Whatever you use it’s prudent to periodically check your wick for rot or mildew which could be damaging to your plants.
Some common items used for wicks are;
- Any kind of fibrous rope,
- Propylene felt strips,
- Tiki torch wicks,
- Mop head strands,
- Wool felt,
- Strips of fabric from disused clothing
This list is by no means exhaustive and you can use any material to hand provided it is absorbent and doesn’t rot easily. The number of wicks you need is dependent upon the absorbancy of the wicks themselves and the number and types of plants that you’re growing.
The shorter the distance between the wick and the plant’s roots, the more effective your system will be as it will allow a higher amount of nutrients to be utilized by the plants.
The Aeration System
To maintain healthy plants, the roots must receive a constant supply of oxygen. The most popular aeration system consists of an air stone and pump, much like those commonly used in home aquariums. Active hydroponic systems also use air stones to oxygenate the plant roots between waterings, but it is perhaps even more important in a wick system because the roots never have a chance to dry out by themselves.
What Kind of Grow Medium to Use?
For a wick hydroponic system to work it’s imperative you choose the correct growing medium. Coconut coir, vermiculite, and perlite are popular options. Other soilless mixes will work well provided they have good wicking capabilities and don’t get overly soggy as traditional soil can. What’s important is that you chose a medium that will be efficient at absorbing and retaining water. Wicks systems are comparatively slow at absorbing water when compared to other active systems.
If you plan on growing more than one plant, you will more than likely chose to have all your plants growing together in one large tray. In this case, the whole tray will be filled with the growing medium. Whatever your choice of growing medium, it’s vital that you flush it out with water periodically to avoid the buildup of excess nutrients which could be damaging to your plants.
What Plants Grow Well With a Wick System?

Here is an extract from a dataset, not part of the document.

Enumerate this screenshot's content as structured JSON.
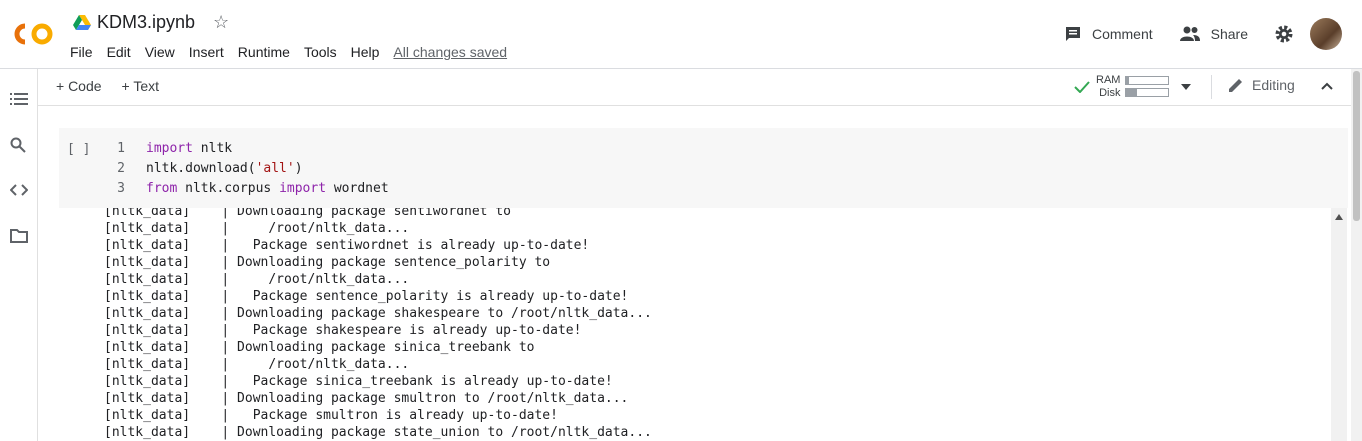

Wick systems work well with plants that require little water and aren’t heavy feeders. These could include herbs such as rosemary and low maintenance leafy greens such as lettuce. Thirsty plants that require a lot of feeding such as tomatoes tend to not do too well in a wick system as they require more nutrients and water than this basic system can provide.
Pros and Cons of Wick Hydroponics
- The relative ease of setup and maintenance in comparison to more complex active systems.
- Low start-up and maintenance costs
- Little special knowledge or equipment is needed, making it attractive to those new to the world of hydroponics.
Some drawbacks to consider
- The wick system is not as effective at delivering water and nutrients to plants as some of the other hydroponic systems available.
- Is unsuitable for larger, hungry, and thirsty plants, limiting what you are likely to have success with to a smaller range than some other more effective hydroponic systems.
- The Hydroponics Wick system can be prone to a build-up of excess nutrients in the growing medium or even in the wick itself.
The Final Word
Hydroponic wick systems hold a special place in the world of hydroponics. Its limitations are directly correlated to its relative ease of setup and maintenance. It provides a gentle easing into the world of hydroponics. Mastering this system will give you the confidence to try bigger and more complex systems allowing you to grow a greater quantity and variety of edibles.